I've just returned from a 10-day, computer-free vacation. While I was away, Carol posted the End of September Children's Literacy and Reading News Roundup at Quietly. The roundups are bi-monthly celebrations of all things related to children's literacy and reading, brought to you by Carol Rasco from RIF, Terry Doherty from The Reading Tub, and me.
Here are some things that caught my eye from Carol's latest roundup:
- Anniversaries. The Boxcar Children turns 70 this year, and Clifford the Big Red Dog turns 50. I didn't realize that either was quite so long in the tooth. Carol shares lots of other fun October birthdays, too. Check out the full roundup for more.
- I'm thrilled to congratulate Carol, and RIF, for this news. "RIF has been awarded a $4.18 million first-year research grant from the U.S. Department of Education’s INNOVATIVE APPROACHES TO LITERACY Program. Check it out, we’re excited about looking more closely at scalable summer learning strategies for early elementary students." Way to go, RIF!
- Like Carol, I have continued to think about the article What's Wrong With Reading, published in the Huffington Post last month (and publicized in the Publisher's Weekly Children's Bookshelf newsletter). Teen Anthony Turner discusses the anti-reading social pressures that he faces in his BedStuy, Brooklyn neighborhood. He talks about the pressures to dumb himself down. The article is both horrifying (that the situation exists) and inspiring (that he still finds a way to "enjoy the simple pleasures of reading").
And here are a few additional tidbits from me:
- I hadn't realized this, but apparently Jeff Kinney's Diary of a Wimpy Kid books have not been available as eBooks. But now, as of October 30th, you'll be able to get them for Kindle, Scholastic's Storia, and other digital book platforms. The 7th book in the series, The Third Wheel, will be available in hardcover and digital formats on November 13th. Prepare to see lots of kids giggling over their eBook readers in November.
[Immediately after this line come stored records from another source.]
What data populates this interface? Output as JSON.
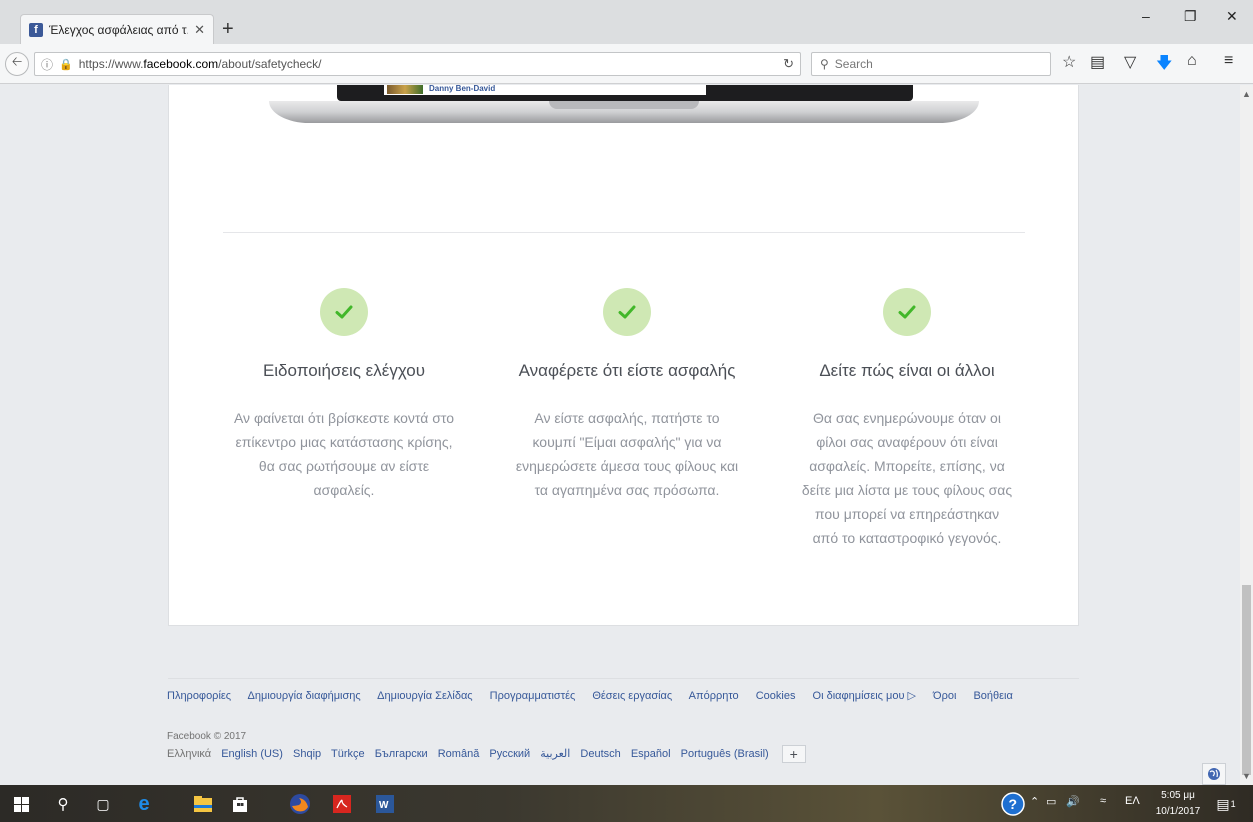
{
  "browser": {
    "tab_title": "Έλεγχος ασφάλειας από τ...",
    "tab_close": "✕",
    "new_tab": "+",
    "url_prefix": "https://www.",
    "url_domain": "facebook.com",
    "url_path": "/about/safetycheck/",
    "search_placeholder": "Search"
  },
  "laptop": {
    "post_name": "Danny Ben-David"
  },
  "features": [
    {
      "title": "Ειδοποιήσεις ελέγχου",
      "text": "Αν φαίνεται ότι βρίσκεστε κοντά στο επίκεντρο μιας κατάστασης κρίσης, θα σας ρωτήσουμε αν είστε ασφαλείς."
    },
    {
      "title": "Αναφέρετε ότι είστε ασφαλής",
      "text": "Αν είστε ασφαλής, πατήστε το κουμπί \"Είμαι ασφαλής\" για να ενημερώσετε άμεσα τους φίλους και τα αγαπημένα σας πρόσωπα."
    },
    {
      "title": "Δείτε πώς είναι οι άλλοι",
      "text": "Θα σας ενημερώνουμε όταν οι φίλοι σας αναφέρουν ότι είναι ασφαλείς. Μπορείτε, επίσης, να δείτε μια λίστα με τους φίλους σας που μπορεί να επηρεάστηκαν από το καταστροφικό γεγονός."
    }
  ],
  "footer": {
    "links": [
      "Πληροφορίες",
      "Δημιουργία διαφήμισης",
      "Δημιουργία Σελίδας",
      "Προγραμματιστές",
      "Θέσεις εργασίας",
      "Απόρρητο",
      "Cookies",
      "Οι διαφημίσεις μου",
      "Όροι",
      "Βοήθεια"
    ],
    "copyright": "Facebook © 2017",
    "current_language": "Ελληνικά",
    "languages": [
      "English (US)",
      "Shqip",
      "Türkçe",
      "Български",
      "Română",
      "Русский",
      "العربية",
      "Deutsch",
      "Español",
      "Português (Brasil)"
    ],
    "more_languages": "+"
  },
  "taskbar": {
    "time": "5:05 μμ",
    "date": "10/1/2017",
    "input_lang": "ΕΛ",
    "notification_count": "1"
  },
  "colors": {
    "check_circle": "#cfe8b4",
    "check_mark": "#42b72a",
    "link": "#365899"
  }
}
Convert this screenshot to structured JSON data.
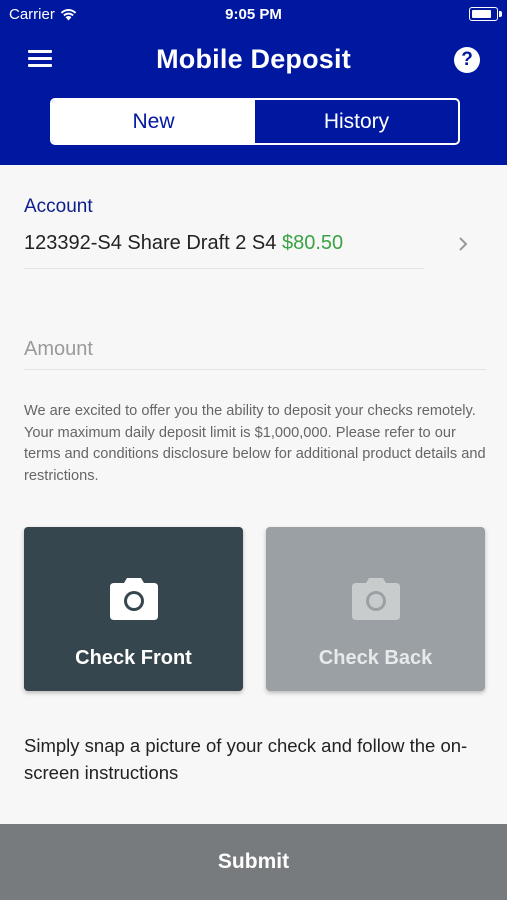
{
  "status_bar": {
    "carrier": "Carrier",
    "time": "9:05 PM"
  },
  "header": {
    "title": "Mobile Deposit"
  },
  "tabs": [
    {
      "label": "New",
      "active": true
    },
    {
      "label": "History",
      "active": false
    }
  ],
  "account": {
    "label": "Account",
    "name": "123392-S4 Share Draft 2 S4",
    "balance": "$80.50"
  },
  "amount": {
    "placeholder": "Amount",
    "value": ""
  },
  "disclaimer": "We are excited to offer you the ability to deposit your checks remotely. Your maximum daily deposit limit is $1,000,000. Please refer to our terms and conditions disclosure below for additional product details and restrictions.",
  "checks": {
    "front_label": "Check Front",
    "back_label": "Check Back"
  },
  "instructions": "Simply snap a picture of your check and follow the on-screen instructions",
  "submit_label": "Submit",
  "colors": {
    "header_bg": "#0018a0",
    "balance_green": "#3aa343",
    "check_front_bg": "#36464e",
    "check_back_bg": "#9aa0a3",
    "submit_bg": "#777b7d"
  },
  "icons": [
    "wifi-icon",
    "battery-icon",
    "menu-icon",
    "help-icon",
    "chevron-right-icon",
    "camera-icon"
  ]
}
- The National Book Award finalists in Young People's Literature have been announced. Publisher's Weekly has the scoop (and is where I got the picture to the right). I have not, alas, read any of them.
- The results of a 20 year research study, as reported recently by Alok Jha in The Guardian, found that "an early childhood surrounded by books and educational toys will leave positive fingerprints on a person's brain well into their late teens... Scientists found that the more mental stimulation a child gets around the age of four, the more developed the parts of their brains dedicated to language and cognition will be in the decades ahead."
- The Sydney Morning Herald recently ran an articulate and moving opinion piece by Anna Fienberg in defense of funding for teacher librarians in schools. Fienberg notes that "The library is the heart of the primary school, and it is the teacher librarian who brings it alive", and that "if parents understood the real threat to the role of teacher librarians, the majority would be horrified, as I am. After all, childhood is the beginning of a life, and what an enriched life it is, with the comfort and wisdom of stories." I wish everyone could read this. Link via Susan Stephenson, The Book Chook.
- In related news, DC parents are demanding that school librarians be restored, according to an article by Lauren Barack in School Library Journal.
That's all I have for you today. But do check out the full end of September roundup at Quietly. Carol will be back with another roundup at the end of October/beginning of November. And I'll continue to share literacy and reading news on Twitter @JensBookPage. Thanks for reading, and for caring about children's literacy.
This post © 2012 by Jennifer Robinson of Jen Robinson's Book Page. All rights reserved.